The Mayo Clinic Pediatric Cardiac Surgery team's record of research and innovation dates back to the 1950s, when it developed one of the first heart-lung machines. Mayo surgeons used it to successfully repair the heart of a 5-year-old girl with a ventricular septal defect.
Mayo Clinic cardiovascular surgeons continue the tradition of making important contributions to this specialty with landmark papers, new operations, technology and process innovations, national and international presentations, teaching, and learning from their peers. Advances with wide impact include:
- Improved outcomes for septal myectomy for obstructive hypertrophic cardiomyopathy in children and young adults
- A 40-year record of continuous innovation and improving outcomes for people with Fontan circulation, including stem cell therapies with the intent to prolong life, improve quality of life and delay transplantation
- Long-standing excellence and innovation with surgery for Ebstein anomaly, with the world's largest surgical experience — exceeding 1,400 patients
- The experience — more than 10,000 cases — in repairing, preserving and replacing heart valves and offering minimally invasive surgery
- The use of remodeling and regenerative surgical techniques for structural or ischemic-related heart failure, and stem cell therapies for hypoplastic left heart syndrome and Ebstein anomaly in the Todd and Karen Wanek Family Program for Hypoplastic Left Heart Syndrome
Mayo Clinic experts in pediatric cardiovascular surgery embrace the clinical challenges, find solutions with state-of-the-art or innovative operations, and offer hope and compassion to children and their families.

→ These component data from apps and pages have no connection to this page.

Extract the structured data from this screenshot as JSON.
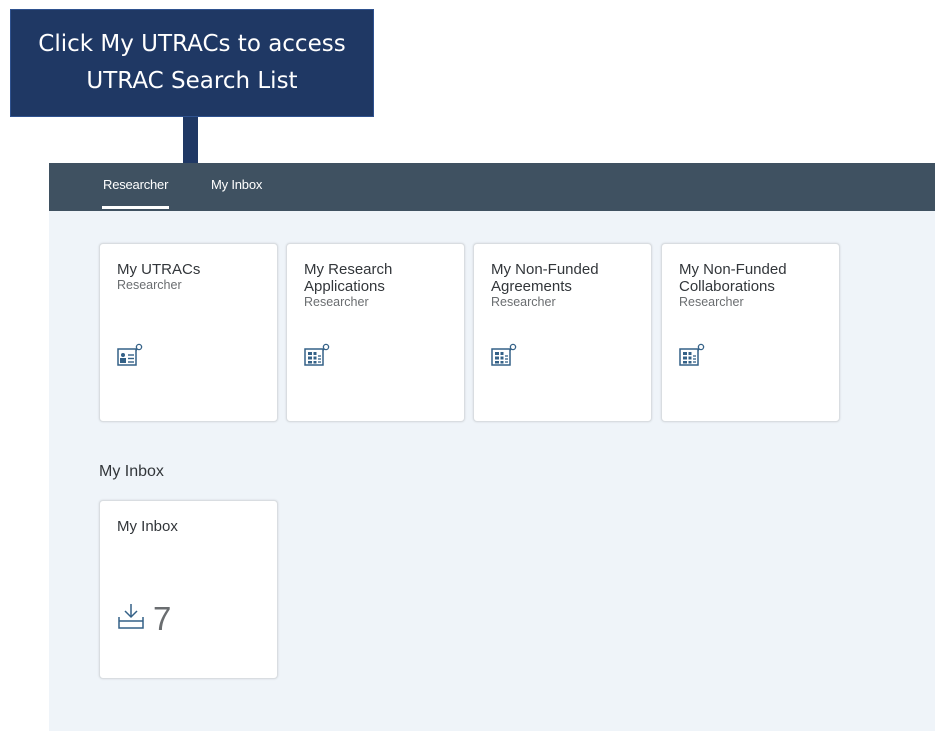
{
  "callout": {
    "line1": "Click My UTRACs to access",
    "line2": "UTRAC Search List"
  },
  "nav": {
    "tabs": [
      {
        "label": "Researcher",
        "active": true
      },
      {
        "label": "My Inbox",
        "active": false
      }
    ]
  },
  "tiles": [
    {
      "title": "My UTRACs",
      "subtitle": "Researcher",
      "icon": "id-card-search-icon"
    },
    {
      "title": "My Research Applications",
      "subtitle": "Researcher",
      "icon": "table-search-icon"
    },
    {
      "title": "My Non-Funded Agreements",
      "subtitle": "Researcher",
      "icon": "table-search-icon"
    },
    {
      "title": "My Non-Funded Collaborations",
      "subtitle": "Researcher",
      "icon": "table-search-icon"
    }
  ],
  "inbox_section": {
    "title": "My Inbox",
    "tile": {
      "title": "My Inbox",
      "count": "7",
      "icon": "inbox-download-icon"
    }
  },
  "colors": {
    "callout_bg": "#1f3864",
    "shellbar_bg": "#3f5161",
    "app_bg": "#eff4f9",
    "icon_color": "#346187"
  }
}
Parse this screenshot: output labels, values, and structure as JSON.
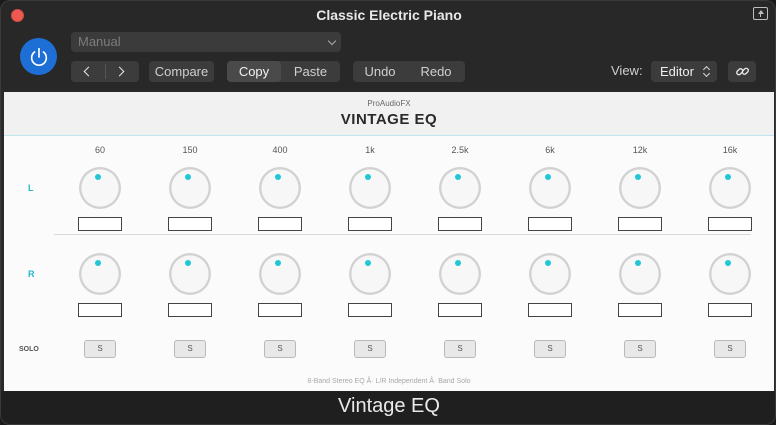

See a list of publications about heart and chest surgery by Mayo Clinic researchers on PubMed, a service of the National Library of Medicine.